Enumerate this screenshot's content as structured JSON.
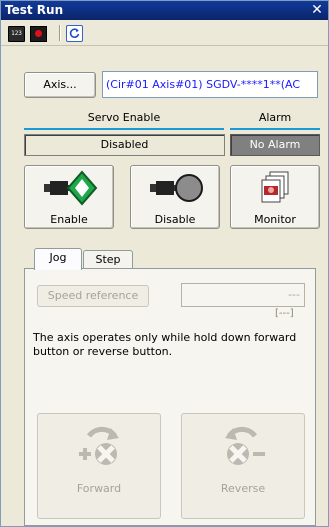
{
  "window": {
    "title": "Test Run",
    "close_glyph": "✕"
  },
  "toolbar": {
    "icons": [
      "counter-123-icon",
      "record-stop-icon",
      "refresh-icon"
    ],
    "counter_glyph": "123"
  },
  "axis": {
    "button_label": "Axis...",
    "value": "(Cir#01 Axis#01) SGDV-****1**(AC"
  },
  "status": {
    "servo_enable_label": "Servo Enable",
    "servo_enable_value": "Disabled",
    "alarm_label": "Alarm",
    "alarm_value": "No Alarm"
  },
  "actions": {
    "enable_label": "Enable",
    "disable_label": "Disable",
    "monitor_label": "Monitor"
  },
  "tabs": [
    {
      "label": "Jog",
      "active": true
    },
    {
      "label": "Step",
      "active": false
    }
  ],
  "jog": {
    "speed_button_label": "Speed reference",
    "speed_value": "---",
    "speed_unit": "[---]",
    "note": "The axis operates only while hold down forward button or reverse button.",
    "forward_label": "Forward",
    "reverse_label": "Reverse"
  },
  "colors": {
    "titlebar": "#0a246a",
    "enable_green": "#1fa84a",
    "alarm_bg": "#808080",
    "axis_text": "#1a1aff"
  }
}
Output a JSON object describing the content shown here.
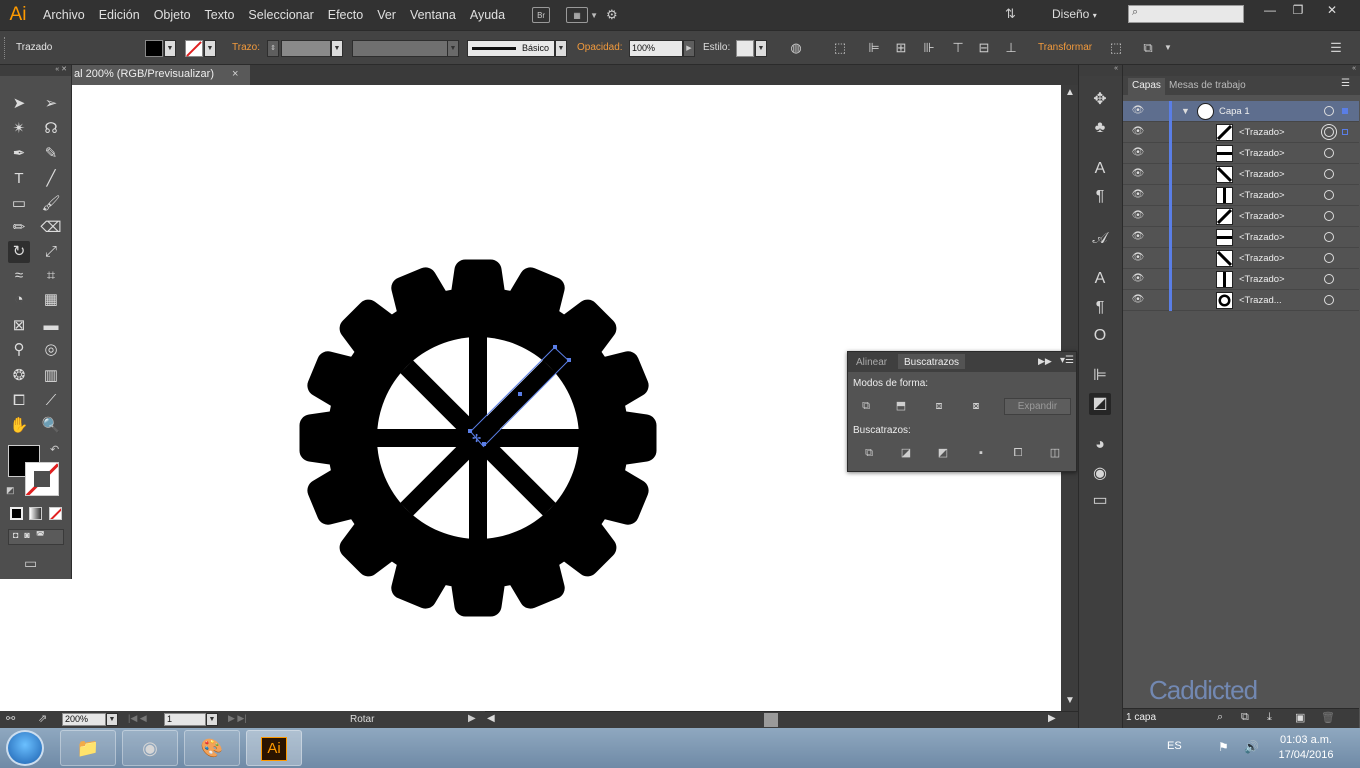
{
  "app": {
    "logo": "Ai"
  },
  "menubar": {
    "items": [
      "Archivo",
      "Edición",
      "Objeto",
      "Texto",
      "Seleccionar",
      "Efecto",
      "Ver",
      "Ventana",
      "Ayuda"
    ],
    "bridge_label": "Br",
    "workspace": "Diseño",
    "search_placeholder": ""
  },
  "controlbar": {
    "selection_label": "Trazado",
    "stroke_label": "Trazo:",
    "brush_label": "Básico",
    "opacity_label": "Opacidad:",
    "opacity_value": "100%",
    "style_label": "Estilo:",
    "transform_label": "Transformar"
  },
  "document": {
    "tab_title": "al 200% (RGB/Previsualizar)",
    "tab_close": "×"
  },
  "statusbar": {
    "zoom": "200%",
    "artboard": "1",
    "tool_status": "Rotar"
  },
  "pathfinder": {
    "tabs": [
      "Alinear",
      "Buscatrazos"
    ],
    "shape_modes_label": "Modos de forma:",
    "pathfinders_label": "Buscatrazos:",
    "expand_label": "Expandir"
  },
  "layers": {
    "tabs": [
      "Capas",
      "Mesas de trabajo"
    ],
    "layer_name": "Capa 1",
    "items": [
      {
        "name": "<Trazado>",
        "thumb": "diag-up"
      },
      {
        "name": "<Trazado>",
        "thumb": "horizontal"
      },
      {
        "name": "<Trazado>",
        "thumb": "diag-down"
      },
      {
        "name": "<Trazado>",
        "thumb": "vertical"
      },
      {
        "name": "<Trazado>",
        "thumb": "diag-up"
      },
      {
        "name": "<Trazado>",
        "thumb": "horizontal"
      },
      {
        "name": "<Trazado>",
        "thumb": "diag-down"
      },
      {
        "name": "<Trazado>",
        "thumb": "vertical"
      },
      {
        "name": "<Trazad...",
        "thumb": "gear"
      }
    ],
    "count_label": "1 capa",
    "watermark": "Caddicted"
  },
  "taskbar": {
    "language": "ES",
    "time": "01:03 a.m.",
    "date": "17/04/2016",
    "ai_label": "Ai"
  },
  "colors": {
    "accent_orange": "#f29a3c",
    "selection_blue": "#5a7ee6",
    "ui_dark": "#323232",
    "ui_mid": "#535353"
  }
}
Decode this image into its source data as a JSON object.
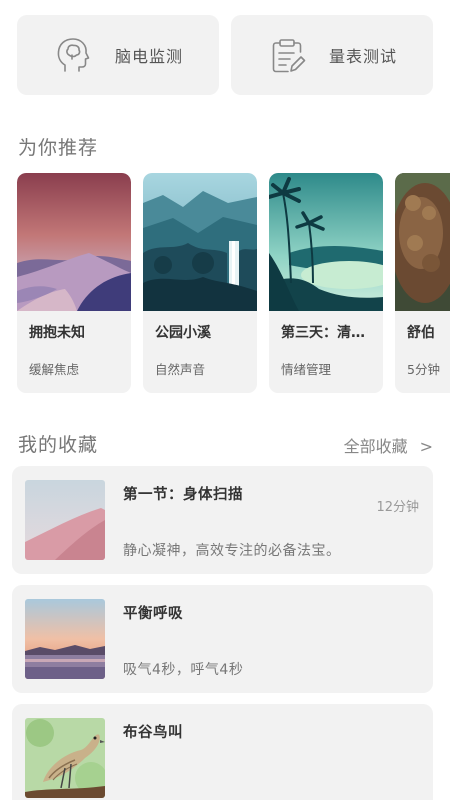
{
  "top_cards": [
    {
      "label": "脑电监测",
      "icon": "head-brain-icon"
    },
    {
      "label": "量表测试",
      "icon": "clipboard-edit-icon"
    }
  ],
  "recommend": {
    "title": "为你推荐",
    "items": [
      {
        "title": "拥抱未知",
        "subtitle": "缓解焦虑",
        "image": "desert-dunes-dusk"
      },
      {
        "title": "公园小溪",
        "subtitle": "自然声音",
        "image": "forest-waterfall"
      },
      {
        "title": "第三天：清理...",
        "subtitle": "情绪管理",
        "image": "tropical-lake-palms"
      },
      {
        "title": "舒伯",
        "subtitle": "5分钟",
        "image": "woman-curly-hair"
      }
    ]
  },
  "favorites": {
    "title": "我的收藏",
    "all_label": "全部收藏",
    "chevron": ">",
    "items": [
      {
        "title": "第一节：身体扫描",
        "desc": "静心凝神，高效专注的必备法宝。",
        "duration": "12分钟",
        "image": "pink-dune"
      },
      {
        "title": "平衡呼吸",
        "desc": "吸气4秒，呼气4秒",
        "duration": "",
        "image": "sunset-lake"
      },
      {
        "title": "布谷鸟叫",
        "desc": "",
        "duration": "",
        "image": "cuckoo-bird"
      }
    ]
  }
}
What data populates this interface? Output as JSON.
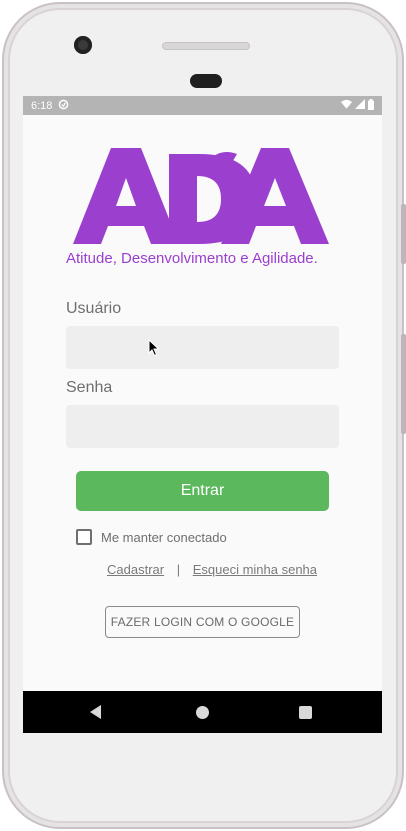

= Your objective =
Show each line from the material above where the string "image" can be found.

= Response below =
Decode this image into its source data as a JSON object.
        "image": "desert-dunes-dusk"
        "image": "forest-waterfall"
        "image": "tropical-lake-palms"
        "image": "woman-curly-hair"
        "image": "pink-dune"
        "image": "sunset-lake"
        "image": "cuckoo-bird"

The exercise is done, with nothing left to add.